[Web page and app entries]
===============
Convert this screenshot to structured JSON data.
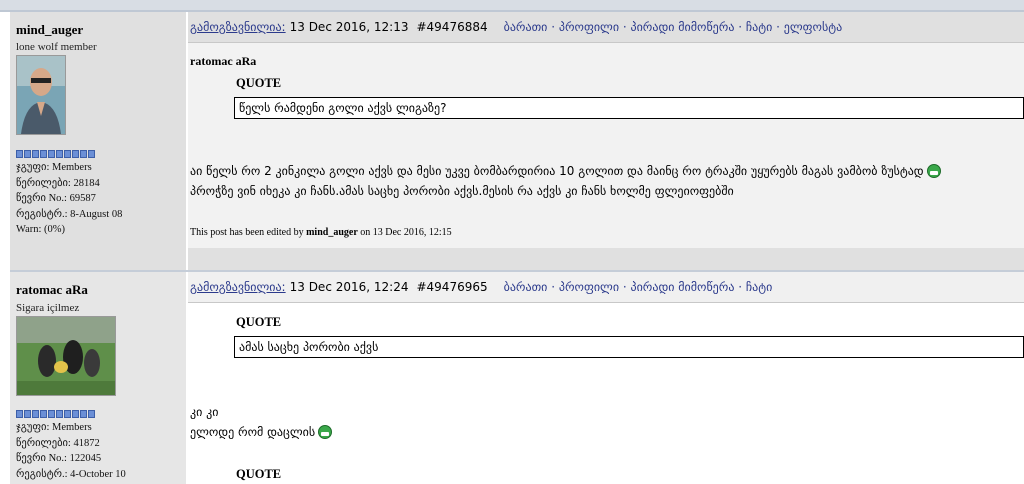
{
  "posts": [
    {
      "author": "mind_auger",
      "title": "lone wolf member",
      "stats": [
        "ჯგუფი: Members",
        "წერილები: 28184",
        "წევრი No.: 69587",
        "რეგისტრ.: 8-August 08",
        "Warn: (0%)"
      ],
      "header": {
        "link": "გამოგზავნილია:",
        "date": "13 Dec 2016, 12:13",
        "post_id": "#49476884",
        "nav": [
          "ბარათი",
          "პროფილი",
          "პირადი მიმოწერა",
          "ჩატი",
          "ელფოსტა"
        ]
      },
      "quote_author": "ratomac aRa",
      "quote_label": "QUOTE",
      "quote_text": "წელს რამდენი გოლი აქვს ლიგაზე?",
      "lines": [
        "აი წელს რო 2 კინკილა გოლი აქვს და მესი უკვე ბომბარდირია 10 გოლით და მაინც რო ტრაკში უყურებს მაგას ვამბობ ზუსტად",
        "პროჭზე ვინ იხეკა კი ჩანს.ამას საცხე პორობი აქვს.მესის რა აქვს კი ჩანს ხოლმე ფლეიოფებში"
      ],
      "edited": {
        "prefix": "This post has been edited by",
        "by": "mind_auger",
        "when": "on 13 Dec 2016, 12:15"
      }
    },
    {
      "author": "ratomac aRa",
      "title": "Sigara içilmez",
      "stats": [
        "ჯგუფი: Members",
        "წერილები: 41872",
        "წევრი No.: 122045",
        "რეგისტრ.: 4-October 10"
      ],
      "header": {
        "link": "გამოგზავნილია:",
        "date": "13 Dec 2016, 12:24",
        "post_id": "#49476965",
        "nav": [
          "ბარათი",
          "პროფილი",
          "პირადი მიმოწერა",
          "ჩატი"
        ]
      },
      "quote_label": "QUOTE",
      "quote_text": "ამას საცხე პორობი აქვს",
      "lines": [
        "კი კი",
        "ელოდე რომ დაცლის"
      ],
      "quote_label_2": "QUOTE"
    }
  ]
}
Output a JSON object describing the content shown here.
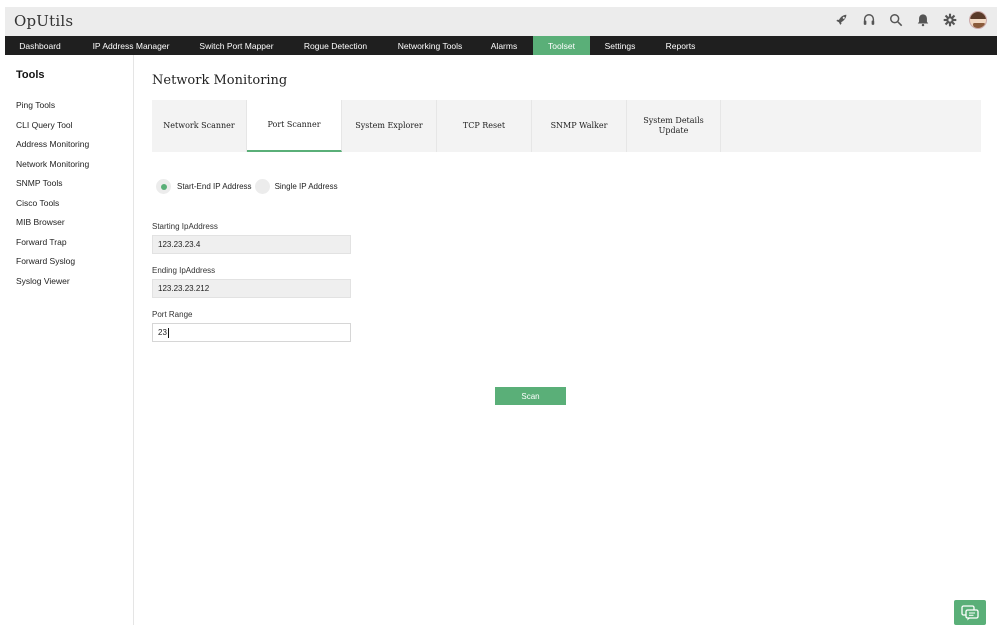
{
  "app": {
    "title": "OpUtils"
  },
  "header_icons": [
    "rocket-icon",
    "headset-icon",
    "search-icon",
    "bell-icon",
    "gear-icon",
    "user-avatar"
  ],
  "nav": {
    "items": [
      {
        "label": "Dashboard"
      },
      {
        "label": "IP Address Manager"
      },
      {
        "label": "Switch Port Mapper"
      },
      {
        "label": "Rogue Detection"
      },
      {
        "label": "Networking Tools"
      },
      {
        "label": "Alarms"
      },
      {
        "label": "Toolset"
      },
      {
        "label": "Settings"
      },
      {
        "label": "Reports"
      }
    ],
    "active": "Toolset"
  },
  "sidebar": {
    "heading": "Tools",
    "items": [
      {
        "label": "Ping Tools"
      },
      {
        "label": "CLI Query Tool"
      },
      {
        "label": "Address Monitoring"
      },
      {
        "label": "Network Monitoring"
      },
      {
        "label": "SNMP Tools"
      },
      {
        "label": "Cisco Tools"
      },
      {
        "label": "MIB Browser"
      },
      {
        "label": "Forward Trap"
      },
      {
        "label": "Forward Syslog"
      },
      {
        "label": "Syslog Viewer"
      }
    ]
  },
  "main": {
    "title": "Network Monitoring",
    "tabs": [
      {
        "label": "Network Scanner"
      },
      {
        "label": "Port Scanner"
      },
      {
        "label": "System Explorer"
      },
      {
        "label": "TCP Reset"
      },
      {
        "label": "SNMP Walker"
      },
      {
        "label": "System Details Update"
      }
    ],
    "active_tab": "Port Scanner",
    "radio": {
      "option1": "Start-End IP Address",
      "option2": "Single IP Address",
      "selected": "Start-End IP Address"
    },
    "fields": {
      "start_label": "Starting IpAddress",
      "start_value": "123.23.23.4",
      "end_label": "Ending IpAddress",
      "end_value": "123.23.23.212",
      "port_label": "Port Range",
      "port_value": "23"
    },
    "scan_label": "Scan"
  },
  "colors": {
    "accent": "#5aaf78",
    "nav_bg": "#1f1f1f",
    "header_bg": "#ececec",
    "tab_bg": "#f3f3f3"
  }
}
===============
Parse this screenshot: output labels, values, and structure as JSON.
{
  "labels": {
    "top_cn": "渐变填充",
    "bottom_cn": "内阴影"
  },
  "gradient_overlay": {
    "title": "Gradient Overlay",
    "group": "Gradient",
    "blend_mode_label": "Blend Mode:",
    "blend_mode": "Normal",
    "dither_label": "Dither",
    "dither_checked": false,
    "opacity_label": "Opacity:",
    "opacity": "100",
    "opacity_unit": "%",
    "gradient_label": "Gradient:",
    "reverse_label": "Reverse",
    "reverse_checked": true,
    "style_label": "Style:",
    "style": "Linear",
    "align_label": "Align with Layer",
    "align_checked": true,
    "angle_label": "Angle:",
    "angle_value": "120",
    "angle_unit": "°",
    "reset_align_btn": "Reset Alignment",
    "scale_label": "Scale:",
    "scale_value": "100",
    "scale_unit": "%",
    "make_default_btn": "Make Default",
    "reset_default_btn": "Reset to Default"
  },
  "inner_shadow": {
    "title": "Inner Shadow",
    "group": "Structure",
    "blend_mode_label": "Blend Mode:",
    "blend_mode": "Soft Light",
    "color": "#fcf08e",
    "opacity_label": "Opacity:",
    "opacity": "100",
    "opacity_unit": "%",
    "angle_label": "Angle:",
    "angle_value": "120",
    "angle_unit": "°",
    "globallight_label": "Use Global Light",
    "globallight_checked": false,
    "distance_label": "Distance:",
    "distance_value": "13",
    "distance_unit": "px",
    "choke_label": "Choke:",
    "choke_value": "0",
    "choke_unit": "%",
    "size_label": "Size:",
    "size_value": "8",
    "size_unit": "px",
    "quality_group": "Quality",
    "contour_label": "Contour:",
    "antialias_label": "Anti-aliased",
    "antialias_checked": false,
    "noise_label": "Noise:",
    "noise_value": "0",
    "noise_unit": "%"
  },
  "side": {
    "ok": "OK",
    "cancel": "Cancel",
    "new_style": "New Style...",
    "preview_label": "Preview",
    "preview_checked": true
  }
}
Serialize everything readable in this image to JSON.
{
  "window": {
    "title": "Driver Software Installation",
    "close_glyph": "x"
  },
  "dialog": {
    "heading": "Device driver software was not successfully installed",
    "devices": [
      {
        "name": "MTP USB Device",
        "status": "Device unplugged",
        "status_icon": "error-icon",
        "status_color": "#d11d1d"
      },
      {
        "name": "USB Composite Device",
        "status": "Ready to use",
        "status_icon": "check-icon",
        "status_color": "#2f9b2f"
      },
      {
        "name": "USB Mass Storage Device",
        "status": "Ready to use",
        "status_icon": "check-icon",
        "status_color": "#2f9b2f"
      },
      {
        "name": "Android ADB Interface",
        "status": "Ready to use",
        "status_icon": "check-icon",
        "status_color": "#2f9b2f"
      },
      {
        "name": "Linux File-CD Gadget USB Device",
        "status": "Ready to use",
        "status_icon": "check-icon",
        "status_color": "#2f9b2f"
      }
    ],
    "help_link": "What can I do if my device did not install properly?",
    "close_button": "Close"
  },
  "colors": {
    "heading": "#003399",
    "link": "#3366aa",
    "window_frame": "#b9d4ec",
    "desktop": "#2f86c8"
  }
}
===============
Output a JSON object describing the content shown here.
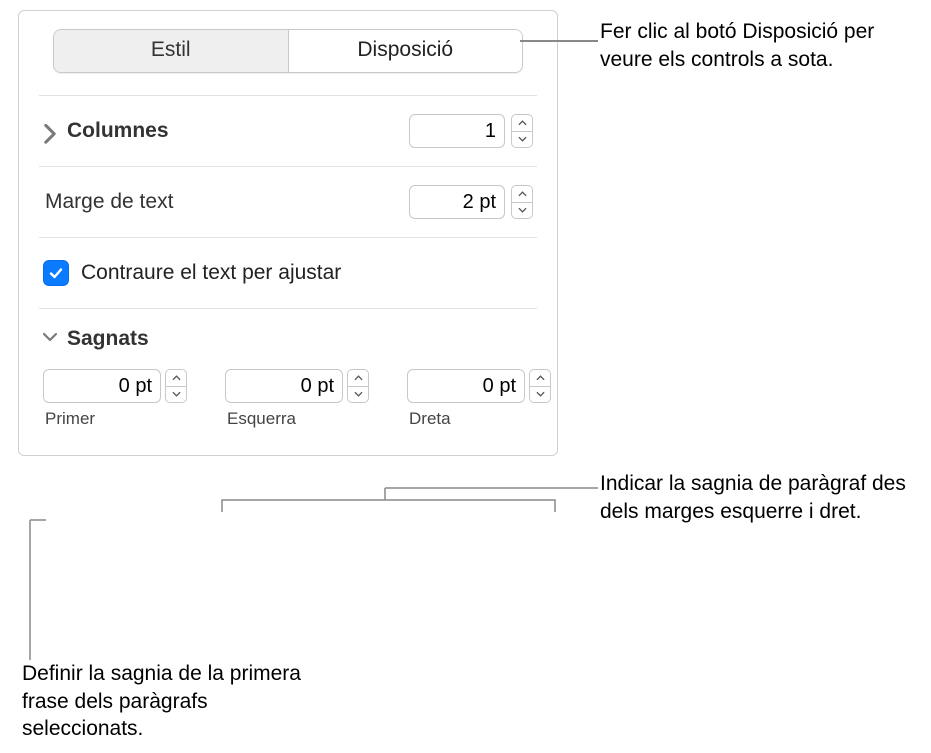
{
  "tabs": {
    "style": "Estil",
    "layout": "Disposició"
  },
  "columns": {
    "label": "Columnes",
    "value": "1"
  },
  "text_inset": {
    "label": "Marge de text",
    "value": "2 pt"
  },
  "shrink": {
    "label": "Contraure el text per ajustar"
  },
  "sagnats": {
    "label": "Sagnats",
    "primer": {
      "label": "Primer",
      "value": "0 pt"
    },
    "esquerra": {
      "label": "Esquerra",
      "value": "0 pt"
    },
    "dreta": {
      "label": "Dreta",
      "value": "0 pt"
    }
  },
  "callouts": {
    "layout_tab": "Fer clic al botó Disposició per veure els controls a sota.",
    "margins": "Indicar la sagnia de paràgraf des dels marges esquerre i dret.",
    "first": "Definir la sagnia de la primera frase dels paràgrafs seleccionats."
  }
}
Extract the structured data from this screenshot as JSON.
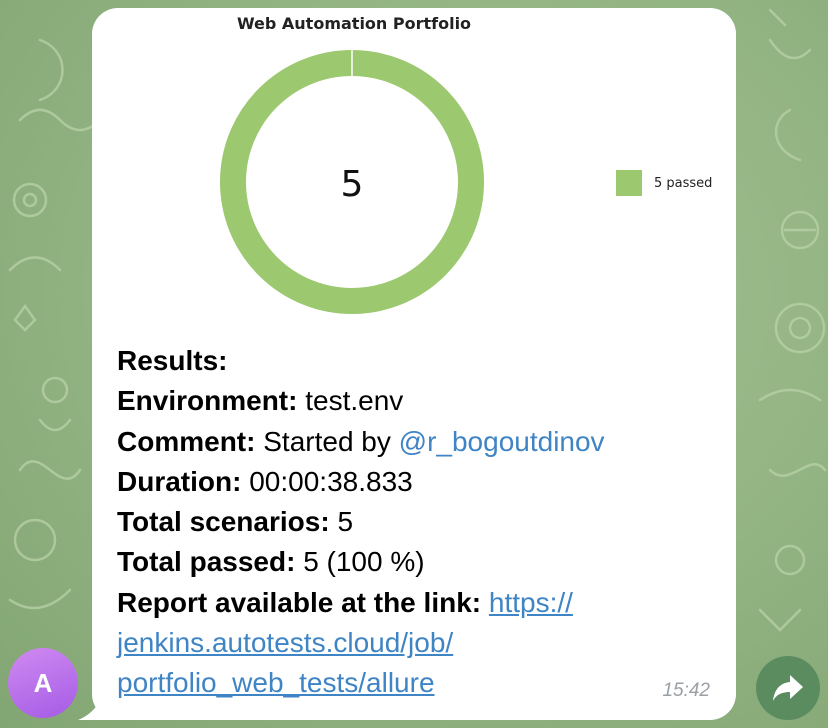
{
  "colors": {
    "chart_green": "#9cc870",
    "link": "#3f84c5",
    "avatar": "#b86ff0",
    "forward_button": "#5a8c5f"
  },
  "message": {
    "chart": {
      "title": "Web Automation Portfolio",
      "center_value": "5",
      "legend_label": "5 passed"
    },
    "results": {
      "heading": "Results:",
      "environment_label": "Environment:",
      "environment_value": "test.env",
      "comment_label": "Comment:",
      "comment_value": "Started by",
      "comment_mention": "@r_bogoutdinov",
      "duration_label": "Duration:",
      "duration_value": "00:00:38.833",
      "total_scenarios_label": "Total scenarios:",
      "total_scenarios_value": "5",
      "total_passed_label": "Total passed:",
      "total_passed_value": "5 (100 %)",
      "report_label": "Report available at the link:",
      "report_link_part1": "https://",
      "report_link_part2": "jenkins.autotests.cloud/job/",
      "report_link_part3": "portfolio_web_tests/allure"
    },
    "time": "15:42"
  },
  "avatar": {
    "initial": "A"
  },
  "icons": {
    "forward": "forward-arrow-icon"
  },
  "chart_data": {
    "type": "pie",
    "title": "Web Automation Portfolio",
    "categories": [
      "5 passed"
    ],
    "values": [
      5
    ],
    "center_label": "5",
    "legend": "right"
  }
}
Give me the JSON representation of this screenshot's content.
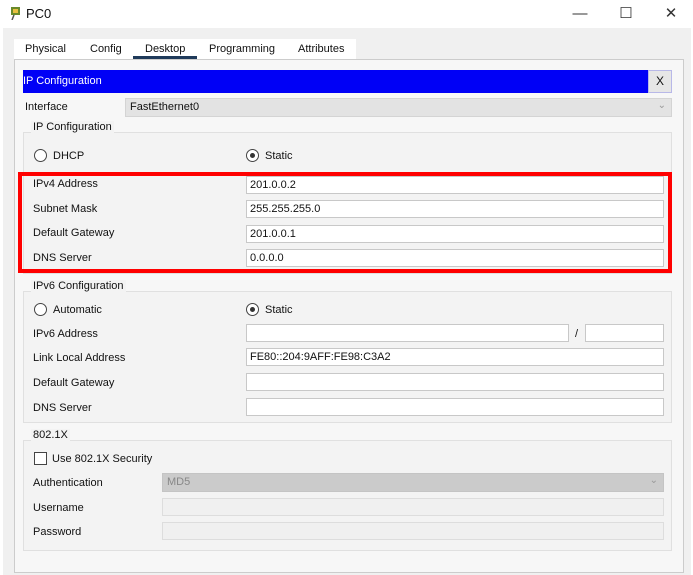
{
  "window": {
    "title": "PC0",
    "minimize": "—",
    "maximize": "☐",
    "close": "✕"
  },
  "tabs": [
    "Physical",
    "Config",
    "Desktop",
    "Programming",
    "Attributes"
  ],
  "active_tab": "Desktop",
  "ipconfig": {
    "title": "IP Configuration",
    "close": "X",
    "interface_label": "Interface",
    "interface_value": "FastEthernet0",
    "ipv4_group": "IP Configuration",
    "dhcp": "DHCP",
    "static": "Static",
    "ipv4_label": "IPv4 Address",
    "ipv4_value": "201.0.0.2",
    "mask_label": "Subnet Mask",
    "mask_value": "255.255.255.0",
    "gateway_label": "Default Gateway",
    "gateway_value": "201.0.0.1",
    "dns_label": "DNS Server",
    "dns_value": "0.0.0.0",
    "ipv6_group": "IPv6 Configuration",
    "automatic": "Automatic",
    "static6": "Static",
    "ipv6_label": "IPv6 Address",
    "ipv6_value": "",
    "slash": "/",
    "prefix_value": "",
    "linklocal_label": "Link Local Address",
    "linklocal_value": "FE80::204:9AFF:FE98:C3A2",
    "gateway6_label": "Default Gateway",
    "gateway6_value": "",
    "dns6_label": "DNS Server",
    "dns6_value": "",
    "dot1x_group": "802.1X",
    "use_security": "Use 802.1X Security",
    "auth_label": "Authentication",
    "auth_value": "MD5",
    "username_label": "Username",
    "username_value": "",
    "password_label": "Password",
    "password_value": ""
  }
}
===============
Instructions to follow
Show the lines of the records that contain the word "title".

Final answer
      "title": "lone wolf member",
      "title": "Sigara içilmez",
    "title": "OpUtils"
    "title": "Network Monitoring",
    "title": "Gradient Overlay",
    "title": "Inner Shadow",
    "title": "Driver Software Installation",
      "title": "Web Automation Portfolio",
    "title": "Web Automation Portfolio",
    "title": "PC0",
    "title": "IP Configuration",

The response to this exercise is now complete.